> [RECORDS PROVIDED]
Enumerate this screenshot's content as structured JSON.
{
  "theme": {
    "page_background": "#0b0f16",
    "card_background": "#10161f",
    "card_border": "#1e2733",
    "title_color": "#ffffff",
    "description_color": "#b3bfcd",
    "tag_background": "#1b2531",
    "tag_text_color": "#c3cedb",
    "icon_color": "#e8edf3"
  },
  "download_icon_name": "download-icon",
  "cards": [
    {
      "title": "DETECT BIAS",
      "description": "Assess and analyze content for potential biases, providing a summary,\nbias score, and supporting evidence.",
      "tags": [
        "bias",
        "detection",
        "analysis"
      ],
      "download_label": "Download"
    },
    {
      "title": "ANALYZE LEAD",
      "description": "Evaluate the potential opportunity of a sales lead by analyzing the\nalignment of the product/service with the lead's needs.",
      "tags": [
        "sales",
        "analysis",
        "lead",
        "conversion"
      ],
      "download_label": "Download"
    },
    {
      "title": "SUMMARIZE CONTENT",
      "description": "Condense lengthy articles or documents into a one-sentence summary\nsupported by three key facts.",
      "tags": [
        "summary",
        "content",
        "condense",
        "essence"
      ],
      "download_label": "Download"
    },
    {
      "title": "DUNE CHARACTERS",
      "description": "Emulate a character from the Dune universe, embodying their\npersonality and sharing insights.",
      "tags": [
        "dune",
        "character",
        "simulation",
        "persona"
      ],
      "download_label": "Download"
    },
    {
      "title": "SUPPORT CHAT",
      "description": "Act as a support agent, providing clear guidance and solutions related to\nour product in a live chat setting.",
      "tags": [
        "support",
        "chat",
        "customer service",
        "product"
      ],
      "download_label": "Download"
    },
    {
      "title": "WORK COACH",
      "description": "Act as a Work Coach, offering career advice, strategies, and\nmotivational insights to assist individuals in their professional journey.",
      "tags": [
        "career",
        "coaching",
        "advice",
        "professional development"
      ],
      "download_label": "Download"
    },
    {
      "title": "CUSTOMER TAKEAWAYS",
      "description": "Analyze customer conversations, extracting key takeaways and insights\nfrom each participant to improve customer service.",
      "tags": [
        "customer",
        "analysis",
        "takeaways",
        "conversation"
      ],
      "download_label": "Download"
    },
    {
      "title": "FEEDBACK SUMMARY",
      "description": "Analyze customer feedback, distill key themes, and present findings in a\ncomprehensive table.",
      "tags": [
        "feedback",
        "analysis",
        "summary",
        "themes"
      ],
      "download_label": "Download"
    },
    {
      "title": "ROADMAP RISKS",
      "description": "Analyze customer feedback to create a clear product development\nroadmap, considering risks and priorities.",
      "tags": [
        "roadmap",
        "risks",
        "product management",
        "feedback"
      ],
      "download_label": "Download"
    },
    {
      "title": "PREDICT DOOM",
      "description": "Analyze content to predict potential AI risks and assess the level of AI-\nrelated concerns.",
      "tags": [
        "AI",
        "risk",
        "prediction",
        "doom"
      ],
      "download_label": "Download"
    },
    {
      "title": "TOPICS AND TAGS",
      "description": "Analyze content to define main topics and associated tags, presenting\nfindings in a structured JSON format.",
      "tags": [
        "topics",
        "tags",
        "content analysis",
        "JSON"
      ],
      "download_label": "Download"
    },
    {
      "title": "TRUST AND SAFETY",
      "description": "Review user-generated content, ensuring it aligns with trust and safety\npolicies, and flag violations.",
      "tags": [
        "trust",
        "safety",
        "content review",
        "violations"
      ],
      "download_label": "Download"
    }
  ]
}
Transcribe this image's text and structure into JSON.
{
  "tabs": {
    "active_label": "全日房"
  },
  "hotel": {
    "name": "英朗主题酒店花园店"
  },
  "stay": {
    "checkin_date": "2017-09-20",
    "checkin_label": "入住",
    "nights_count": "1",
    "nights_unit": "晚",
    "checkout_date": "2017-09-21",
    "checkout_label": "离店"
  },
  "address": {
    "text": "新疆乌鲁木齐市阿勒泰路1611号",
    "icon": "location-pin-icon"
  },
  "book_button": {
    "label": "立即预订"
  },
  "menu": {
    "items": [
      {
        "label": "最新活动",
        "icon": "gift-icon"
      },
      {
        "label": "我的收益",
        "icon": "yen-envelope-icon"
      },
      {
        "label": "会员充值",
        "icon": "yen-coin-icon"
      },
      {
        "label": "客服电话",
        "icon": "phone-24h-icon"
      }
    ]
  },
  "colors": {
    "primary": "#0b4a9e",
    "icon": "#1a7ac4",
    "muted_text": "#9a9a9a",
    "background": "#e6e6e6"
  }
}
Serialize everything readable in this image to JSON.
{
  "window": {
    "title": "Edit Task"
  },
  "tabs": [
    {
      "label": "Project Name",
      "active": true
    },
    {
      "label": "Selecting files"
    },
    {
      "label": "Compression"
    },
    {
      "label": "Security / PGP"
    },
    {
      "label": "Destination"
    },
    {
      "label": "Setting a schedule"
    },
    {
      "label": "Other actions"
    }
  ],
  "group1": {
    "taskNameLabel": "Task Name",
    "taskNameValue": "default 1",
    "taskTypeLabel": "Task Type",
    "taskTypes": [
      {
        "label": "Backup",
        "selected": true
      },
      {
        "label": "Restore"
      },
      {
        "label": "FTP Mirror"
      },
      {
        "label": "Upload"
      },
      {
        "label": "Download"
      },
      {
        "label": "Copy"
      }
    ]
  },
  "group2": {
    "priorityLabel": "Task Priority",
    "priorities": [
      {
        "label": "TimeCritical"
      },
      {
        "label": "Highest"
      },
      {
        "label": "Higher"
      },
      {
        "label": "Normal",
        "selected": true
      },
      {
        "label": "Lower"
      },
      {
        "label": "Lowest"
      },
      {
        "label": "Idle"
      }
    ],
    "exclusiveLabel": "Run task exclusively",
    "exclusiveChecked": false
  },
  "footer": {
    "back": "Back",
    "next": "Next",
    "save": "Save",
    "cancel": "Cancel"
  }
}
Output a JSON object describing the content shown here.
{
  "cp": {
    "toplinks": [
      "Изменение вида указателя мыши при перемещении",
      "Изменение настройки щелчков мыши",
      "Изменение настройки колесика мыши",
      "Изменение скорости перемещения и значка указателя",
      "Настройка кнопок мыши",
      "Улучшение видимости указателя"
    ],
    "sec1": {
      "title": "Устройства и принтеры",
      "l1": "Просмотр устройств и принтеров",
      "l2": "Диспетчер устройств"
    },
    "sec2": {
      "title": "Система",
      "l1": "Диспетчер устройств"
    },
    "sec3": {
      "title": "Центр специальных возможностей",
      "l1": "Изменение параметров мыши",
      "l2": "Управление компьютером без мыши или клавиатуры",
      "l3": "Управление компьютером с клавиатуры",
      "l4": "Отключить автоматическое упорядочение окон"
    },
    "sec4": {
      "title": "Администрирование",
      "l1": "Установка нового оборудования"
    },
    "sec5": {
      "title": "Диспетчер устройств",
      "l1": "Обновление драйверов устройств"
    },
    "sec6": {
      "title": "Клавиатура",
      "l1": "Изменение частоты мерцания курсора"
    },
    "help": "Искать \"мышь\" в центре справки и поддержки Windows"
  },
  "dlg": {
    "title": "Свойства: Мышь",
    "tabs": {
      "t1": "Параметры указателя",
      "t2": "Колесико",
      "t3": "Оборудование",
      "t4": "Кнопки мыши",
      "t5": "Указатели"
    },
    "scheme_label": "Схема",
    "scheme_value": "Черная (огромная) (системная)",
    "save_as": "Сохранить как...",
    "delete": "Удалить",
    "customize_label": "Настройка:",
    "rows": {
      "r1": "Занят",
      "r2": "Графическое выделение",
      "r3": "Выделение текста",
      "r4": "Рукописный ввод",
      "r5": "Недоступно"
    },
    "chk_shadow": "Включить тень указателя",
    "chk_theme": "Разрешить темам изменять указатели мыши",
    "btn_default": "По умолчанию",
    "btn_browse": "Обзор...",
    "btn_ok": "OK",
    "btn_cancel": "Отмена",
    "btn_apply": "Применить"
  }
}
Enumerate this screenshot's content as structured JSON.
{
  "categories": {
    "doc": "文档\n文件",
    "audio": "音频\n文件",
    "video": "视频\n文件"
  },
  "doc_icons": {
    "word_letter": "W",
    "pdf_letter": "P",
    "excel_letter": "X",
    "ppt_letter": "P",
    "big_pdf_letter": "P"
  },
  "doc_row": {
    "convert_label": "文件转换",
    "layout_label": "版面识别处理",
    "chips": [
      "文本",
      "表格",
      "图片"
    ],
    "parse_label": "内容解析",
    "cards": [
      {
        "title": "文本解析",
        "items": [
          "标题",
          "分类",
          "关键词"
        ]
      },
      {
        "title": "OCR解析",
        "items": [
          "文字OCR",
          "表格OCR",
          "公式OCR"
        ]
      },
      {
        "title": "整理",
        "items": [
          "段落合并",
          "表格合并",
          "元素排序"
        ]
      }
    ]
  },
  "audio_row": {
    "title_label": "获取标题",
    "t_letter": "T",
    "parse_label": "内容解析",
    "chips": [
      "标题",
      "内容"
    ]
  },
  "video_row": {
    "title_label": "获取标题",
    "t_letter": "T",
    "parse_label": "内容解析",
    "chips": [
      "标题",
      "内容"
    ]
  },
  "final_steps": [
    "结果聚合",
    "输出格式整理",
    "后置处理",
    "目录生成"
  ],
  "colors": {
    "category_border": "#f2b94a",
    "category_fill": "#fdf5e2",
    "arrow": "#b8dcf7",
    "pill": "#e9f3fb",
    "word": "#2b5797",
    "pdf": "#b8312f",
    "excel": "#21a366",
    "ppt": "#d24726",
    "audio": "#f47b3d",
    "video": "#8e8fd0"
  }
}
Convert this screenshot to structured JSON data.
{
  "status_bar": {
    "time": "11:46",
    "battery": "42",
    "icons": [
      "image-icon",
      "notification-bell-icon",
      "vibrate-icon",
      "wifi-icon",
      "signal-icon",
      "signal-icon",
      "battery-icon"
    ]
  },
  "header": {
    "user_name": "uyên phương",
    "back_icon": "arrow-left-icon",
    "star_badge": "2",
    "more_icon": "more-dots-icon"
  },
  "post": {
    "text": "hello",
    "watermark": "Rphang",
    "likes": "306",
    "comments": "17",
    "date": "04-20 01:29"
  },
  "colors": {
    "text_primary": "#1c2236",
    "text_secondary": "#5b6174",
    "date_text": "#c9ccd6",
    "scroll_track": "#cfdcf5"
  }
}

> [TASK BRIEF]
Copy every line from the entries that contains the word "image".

> [WORKED SOLUTION]
Transcribe this image's text and structure into JSON.
Serialize everything readable in this image to JSON.
      "image-icon",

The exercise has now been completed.